## AIM OF THE TASK
Search the records for "Vizuálne". Copy every line where it appears.

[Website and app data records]
+++

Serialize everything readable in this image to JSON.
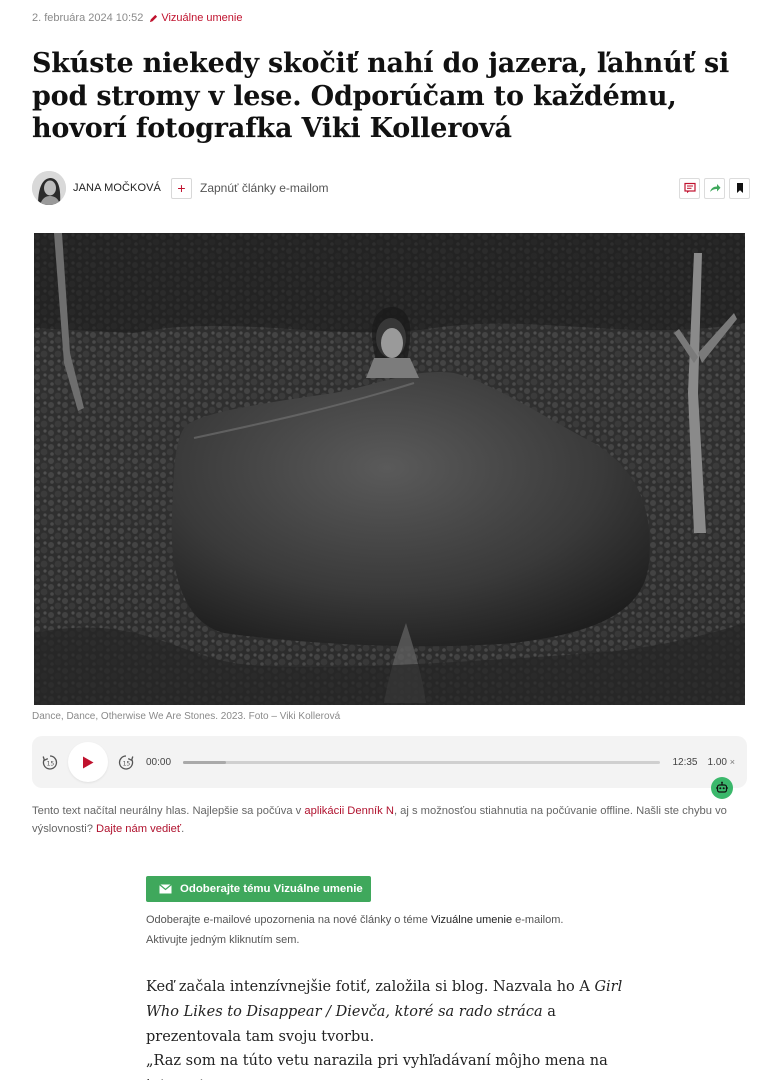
{
  "meta": {
    "date": "2. februára 2024 10:52",
    "category": "Vizuálne umenie"
  },
  "article": {
    "title": "Skúste niekedy skočiť nahí do jazera, ľahnúť si pod stromy v lese. Odporúčam to každému, hovorí fotografka Viki Kollerová"
  },
  "byline": {
    "author": "JANA MOČKOVÁ",
    "follow_icon": "+",
    "follow_text": "Zapnúť články e-mailom",
    "icons": [
      "comment-icon",
      "share-icon",
      "bookmark-icon"
    ]
  },
  "photo": {
    "caption": "Dance, Dance, Otherwise We Are Stones. 2023. Foto – Viki Kollerová"
  },
  "player": {
    "current_time": "00:00",
    "total_time": "12:35",
    "speed": "1.00",
    "speed_suffix": "×",
    "progress": 0.09,
    "icons": [
      "rewind-15-icon",
      "play-icon",
      "forward-15-icon",
      "robot-icon"
    ]
  },
  "tts_note": {
    "t1": "Tento text načítal neurálny hlas. Najlepšie sa počúva v ",
    "link1": "aplikácii Denník N",
    "t2": ", aj s možnosťou stiahnutia na počúvanie offline. Našli ste chybu vo výslovnosti? ",
    "link2": "Dajte nám vedieť",
    "t3": "."
  },
  "subscribe": {
    "button_label": "Odoberajte tému Vizuálne umenie",
    "note_1": "Odoberajte e-mailové upozornenia na nové články o téme ",
    "note_topic": "Vizuálne umenie",
    "note_2": " e-mailom.",
    "note_3": "Aktivujte jedným kliknutím sem."
  },
  "body": {
    "p1_a": "Keď začala intenzívnejšie fotiť, založila si blog. Nazvala ho A ",
    "p1_b": "Girl Who Likes to Disappear / Dievča, ktoré sa rado stráca",
    "p1_c": " a prezentovala tam svoju tvorbu.",
    "p2": "„Raz som na túto vetu narazila pri vyhľadávaní môjho mena na internete"
  },
  "colors": {
    "accent": "#c0122e",
    "subscribe_green": "#3fa85c",
    "robot_green": "#3ab86b"
  }
}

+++

## WORKED SOLUTION
    "category": "Vizuálne umenie"
    "button_label": "Odoberajte tému Vizuálne umenie",
    "note_topic": "Vizuálne umenie",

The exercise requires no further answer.